Lessons of Darkness


PARK CITY, UTAH—With outward-bound Miramax chief Harvey Weinstein limiting himself to two Park City pickups, the 800-pound gorilla at Sundance this year was actually an 800-pound bear—one of the stars of Werner Herzog’s wild documentary GRIZZLY MAN. But the lesson was brutally familiar: The big animal cannot be budged.

Power struggles—petty and otherwise, most of them futile for all but the heaviest of heavyweights involved—have long been a fact of life at this ruthlessly market-driven platform for low- and medium-budget cinema. But never in my 11 years at Sundance have I seen so much bitter contention played out on-screen.

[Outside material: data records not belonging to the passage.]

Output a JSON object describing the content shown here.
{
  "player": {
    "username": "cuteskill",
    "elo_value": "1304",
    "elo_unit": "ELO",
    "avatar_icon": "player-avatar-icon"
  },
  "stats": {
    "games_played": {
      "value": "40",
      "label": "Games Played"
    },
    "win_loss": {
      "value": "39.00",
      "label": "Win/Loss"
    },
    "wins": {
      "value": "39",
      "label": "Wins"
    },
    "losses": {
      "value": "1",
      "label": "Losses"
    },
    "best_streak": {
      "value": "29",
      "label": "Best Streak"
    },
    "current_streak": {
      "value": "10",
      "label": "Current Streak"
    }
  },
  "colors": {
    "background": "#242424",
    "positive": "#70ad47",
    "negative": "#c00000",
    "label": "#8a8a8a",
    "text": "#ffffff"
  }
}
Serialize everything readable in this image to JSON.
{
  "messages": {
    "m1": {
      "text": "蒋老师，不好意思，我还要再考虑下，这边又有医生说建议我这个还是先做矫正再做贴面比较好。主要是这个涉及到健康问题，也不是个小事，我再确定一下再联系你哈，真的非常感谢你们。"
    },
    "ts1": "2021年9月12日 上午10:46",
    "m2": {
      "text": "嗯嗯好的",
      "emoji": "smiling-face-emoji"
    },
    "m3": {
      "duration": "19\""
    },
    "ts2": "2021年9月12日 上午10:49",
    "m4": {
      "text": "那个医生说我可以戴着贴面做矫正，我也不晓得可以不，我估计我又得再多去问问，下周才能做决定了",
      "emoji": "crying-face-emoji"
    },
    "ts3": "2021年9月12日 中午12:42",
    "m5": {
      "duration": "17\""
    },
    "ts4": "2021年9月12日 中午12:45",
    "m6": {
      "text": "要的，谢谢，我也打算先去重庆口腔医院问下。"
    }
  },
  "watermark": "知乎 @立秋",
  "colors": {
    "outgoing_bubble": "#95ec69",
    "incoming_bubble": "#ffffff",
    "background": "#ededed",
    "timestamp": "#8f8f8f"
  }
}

Though fiction still felt the need to put a positive spin on our handbasket ride to hell, one documentary film after another—and there were dozens this year—hammered home the point that power not only corrupts but consolidates, leaving those without it to count the casualties. WHY WE FIGHT, Eugene Jarecki’s well-deserved winner of the docs’ Grand Jury Prize, answers its own question in near scholarly detail even though its conclusion is elementary: We fight for the money. (Naturally, the film was funded by the BBC.)

The documentarian’s own desire to compete for the gold may or may not explain the wealth of genuine pessimism on display; certainly those left on the left these days—the target audience for docs, obviously—have little trouble identifying with the loser. The grizzly man of Herzog’s lacerating film devotes his life—literally—to what he loves. The gay welterweight of RING OF FIRE: THE EMILE GRIFFITH STORY appears permanently bruised by having beaten to death the Spanish opponent who called him queer. SHAKE HANDS WITH THE DEVIL: THE JOURNEY OF ROMÉO DALLAIRE observes the former U.N. peacekeeping commander whose conscience remains scarred by his inability to compel rich nations to intervene in Rwanda. (Why We Don’t Fight would be an apt title for this one.)

If Hotel Rwanda can be seen as Devil‘s avenging angel, with a more resilient-looking actor in the Dallaire role, the fest’s less despairing documents of human struggle similarly seemed to approach positivity with the help of natural-born performers. THE DEVIL AND DANIEL JOHNSTON puts its money on the musician in his ongoing battle with inner demons. Of the doc protagonists who dare to go head to head with religious conservatives, the bubbly high school activist of THE EDUCATION OF SHELBY KNOX seems to apply her knowledge more effectively than the weary victim of priestly abuse whom we see hit bottom in TWIST OF FAITH (which earned an Oscar nomination during the fest). Optimism may not be a privilege in every case, though a little humor rarely hurts one’s bid to fight the power—or land distribution.

Among the irreversible downers here, one of the biggest was the news that documentary giant Frederick Wiseman had “decided” to pull his three-hour, 16mm film about Madison Square Garden from the festival, owing to “unresolved issues” with his monumental subject. (Silver lining on the cloud: This increasingly digital fest apparently still screens 16mm prints—at least those belonging to giants.) Another old-school nonfiction vet, William Greaves, fared better with the belated sequel to his classic Symbiopsychotaxiplasm: Take One. Would you believe that TAKE 2 1/2, like its predecessor, is about the stubborn immutability of power?

Much to its credit (and the festival’s), Greaves’s genre-busting take on privilege as it relates to the politics of filmmaking isn’t a movie that’s very suitable for mass consumption. Predictably, perhaps, the year’s big-ticket doc about race and class is the work of a rich, white fashion photographer turning his gaze on a poor, black subculture. It’s also the most infectiously energetic and inspiring doc I’ve seen in years. RIZE, which follows the moves of hip-hop dancers so crazy-quick that the doc starts by vowing its footage hasn’t been manipulated, was rightly regarded in Park City as the South Central Paris Is Burning. Director David LaChapelle opens with images of L.A. ablaze in ’65 and ’92, and ends, after several sad turns, with a Maya Angelou poem. In between, the dancers prove more than capable of directing themselves, which makes the movie less tricky to applaud.

If Rize belongs with the omnibus stand-up howler THE ARISTOCRATS in the burgeoning category of Extreme Documentary, my other favorite work of Sundance nonfiction is just as thrillingly minimalist. Jenni Olson’s THE JOY OF LIFE unites landscape shots of a hauntingly vacant San Francisco with noir-style voice-overs that combine romantic poetry, cinema-studies esoterica (Vertigo naturally figures here), and the contested politics of the Golden Gate Bridge, with its open invitation to suicides. The result is gently hypnotic, yet amazingly The Joy of Life also serves as a forceful call to action on behalf of those who, like a good friend of Olson’s did in 1995, might choose to take a fateful leap off that low railing.

Postscript: A press release that arrived near festival’s end brought the surprising news that The Joy of Life has compelled the Golden Gate’s board of directors to reconsider its earlier pledge to keep the bridge’s dangerous architecture intact. Chalk one up for the agitator.